One way to sidestep sleep disturbances—an all-too-common woe of menopause—is by learning the best ways to sleep. Your future rest depends on it. Cut off caffeine by midafternoon. Wind down before bed with a relaxing routine, and keep your bedroom cool (experts say 60 to 67 degrees Fahrenheit is best), dark and quiet. Eliminate all sources of electronic light, like TVs, tablets, laptops and smartphones at least a half hour before turning in, because they can increase your alertness and suppress the release of melatonin (the sleep-inducing hormone). And although you may be tempted to use alcohol for its sleep-inducing effects, steer clear: while it can help you fall asleep faster, it will come back to haunt you and cause frequent wakings later in the night. Learn more about how Menopausal Night Sweats Can Lead to Impaired Thinking.
Learn to cope with stress
Chronic stress is bad for your health, increasing your risk for high blood pressure and heart disease and other physical problems, which tend to increase after menopause. You'll need solid skills to deal with what's to come—the mood swings, hot flashes and insomnia of menopause can take their toll on the most even-tempered of us. Add to that the demands of children, aging parents, job responsibilities—in short, LIFE—and stress can strike in a big way. Exercising, meditating, eating well and reaching out to friends and loved ones can put you in the good habit of knowing what it takes to tackle life at its most stressful.
Take care of your heart
"Research shows that to ensure a healthy heart after menopause, you have to begin controlling whatever risk factors you can before menopause," writes Dr. Nieca Goldberg in her book, Complete Guide to Women's Health. "The cardiovascular problems that may surface during menopause have been developing for decades," she writes.

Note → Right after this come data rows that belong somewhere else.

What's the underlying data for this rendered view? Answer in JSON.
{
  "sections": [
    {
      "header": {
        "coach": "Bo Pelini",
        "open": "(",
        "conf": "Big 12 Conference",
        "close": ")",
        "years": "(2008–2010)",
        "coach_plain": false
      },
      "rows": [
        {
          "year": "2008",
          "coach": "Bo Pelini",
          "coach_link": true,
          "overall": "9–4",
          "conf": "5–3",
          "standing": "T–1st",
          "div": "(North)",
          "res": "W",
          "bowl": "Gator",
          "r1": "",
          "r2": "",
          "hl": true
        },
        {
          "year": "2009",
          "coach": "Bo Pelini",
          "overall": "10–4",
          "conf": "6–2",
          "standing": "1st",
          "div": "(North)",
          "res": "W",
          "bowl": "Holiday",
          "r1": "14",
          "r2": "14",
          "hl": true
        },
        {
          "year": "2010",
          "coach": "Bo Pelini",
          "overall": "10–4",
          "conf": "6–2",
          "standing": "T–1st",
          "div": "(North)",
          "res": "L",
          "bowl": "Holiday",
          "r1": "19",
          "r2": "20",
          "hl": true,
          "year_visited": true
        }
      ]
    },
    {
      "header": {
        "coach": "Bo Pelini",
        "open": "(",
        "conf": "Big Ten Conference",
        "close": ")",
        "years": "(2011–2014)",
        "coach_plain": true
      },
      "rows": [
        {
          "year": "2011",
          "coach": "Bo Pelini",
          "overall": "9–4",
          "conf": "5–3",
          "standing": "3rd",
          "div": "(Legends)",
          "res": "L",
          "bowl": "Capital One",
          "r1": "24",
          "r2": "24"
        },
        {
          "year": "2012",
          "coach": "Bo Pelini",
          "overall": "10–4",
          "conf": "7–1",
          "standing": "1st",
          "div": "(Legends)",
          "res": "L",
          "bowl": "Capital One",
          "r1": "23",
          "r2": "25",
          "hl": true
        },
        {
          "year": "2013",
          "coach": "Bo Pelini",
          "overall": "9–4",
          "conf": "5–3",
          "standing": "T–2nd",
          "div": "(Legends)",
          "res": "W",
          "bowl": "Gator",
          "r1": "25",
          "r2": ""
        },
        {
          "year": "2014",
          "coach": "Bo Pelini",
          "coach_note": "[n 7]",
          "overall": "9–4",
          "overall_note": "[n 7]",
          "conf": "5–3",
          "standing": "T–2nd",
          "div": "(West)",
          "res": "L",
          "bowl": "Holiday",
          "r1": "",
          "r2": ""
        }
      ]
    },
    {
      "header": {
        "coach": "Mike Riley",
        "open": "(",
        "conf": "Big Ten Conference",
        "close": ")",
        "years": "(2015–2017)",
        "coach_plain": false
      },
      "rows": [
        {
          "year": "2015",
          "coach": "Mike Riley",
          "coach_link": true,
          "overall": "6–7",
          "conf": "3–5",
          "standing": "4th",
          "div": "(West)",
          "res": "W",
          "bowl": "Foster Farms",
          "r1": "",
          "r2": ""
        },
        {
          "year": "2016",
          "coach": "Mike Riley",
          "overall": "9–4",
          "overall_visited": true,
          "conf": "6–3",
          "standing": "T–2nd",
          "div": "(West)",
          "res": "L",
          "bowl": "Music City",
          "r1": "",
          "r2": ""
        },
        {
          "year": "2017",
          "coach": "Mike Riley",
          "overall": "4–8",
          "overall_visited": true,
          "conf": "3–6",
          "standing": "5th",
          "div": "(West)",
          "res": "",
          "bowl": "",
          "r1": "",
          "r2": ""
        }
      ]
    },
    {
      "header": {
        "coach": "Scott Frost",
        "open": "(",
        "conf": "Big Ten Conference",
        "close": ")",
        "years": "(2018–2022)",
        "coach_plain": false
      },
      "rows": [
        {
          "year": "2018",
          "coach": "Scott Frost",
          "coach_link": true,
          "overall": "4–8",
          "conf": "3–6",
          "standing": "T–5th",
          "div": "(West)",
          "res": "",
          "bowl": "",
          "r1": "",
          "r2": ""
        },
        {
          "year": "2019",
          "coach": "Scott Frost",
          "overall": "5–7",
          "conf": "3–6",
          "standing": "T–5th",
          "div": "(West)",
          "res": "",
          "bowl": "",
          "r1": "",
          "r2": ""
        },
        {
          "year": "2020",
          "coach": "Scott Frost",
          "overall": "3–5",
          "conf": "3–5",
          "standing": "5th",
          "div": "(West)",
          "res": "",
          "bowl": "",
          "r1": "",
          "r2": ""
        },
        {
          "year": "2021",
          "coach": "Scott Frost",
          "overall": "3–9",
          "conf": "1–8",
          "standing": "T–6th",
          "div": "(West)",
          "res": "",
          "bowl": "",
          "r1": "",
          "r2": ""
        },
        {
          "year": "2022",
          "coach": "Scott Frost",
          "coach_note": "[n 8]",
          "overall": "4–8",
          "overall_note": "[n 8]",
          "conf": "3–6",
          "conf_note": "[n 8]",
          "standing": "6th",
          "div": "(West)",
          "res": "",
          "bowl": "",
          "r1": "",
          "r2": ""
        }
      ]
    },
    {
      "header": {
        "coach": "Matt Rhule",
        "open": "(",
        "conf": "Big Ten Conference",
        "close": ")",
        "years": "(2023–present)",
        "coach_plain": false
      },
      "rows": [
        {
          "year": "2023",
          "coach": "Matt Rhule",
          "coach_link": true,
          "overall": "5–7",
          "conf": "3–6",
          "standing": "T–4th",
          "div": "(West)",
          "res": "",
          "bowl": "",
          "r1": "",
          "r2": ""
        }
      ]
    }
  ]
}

A healthy diet and regular exercise, as well as controlling your stress and weight and not smoking go a long way toward a healthy heart (and there's no time like the present).
This resource was created with support from Pfizer.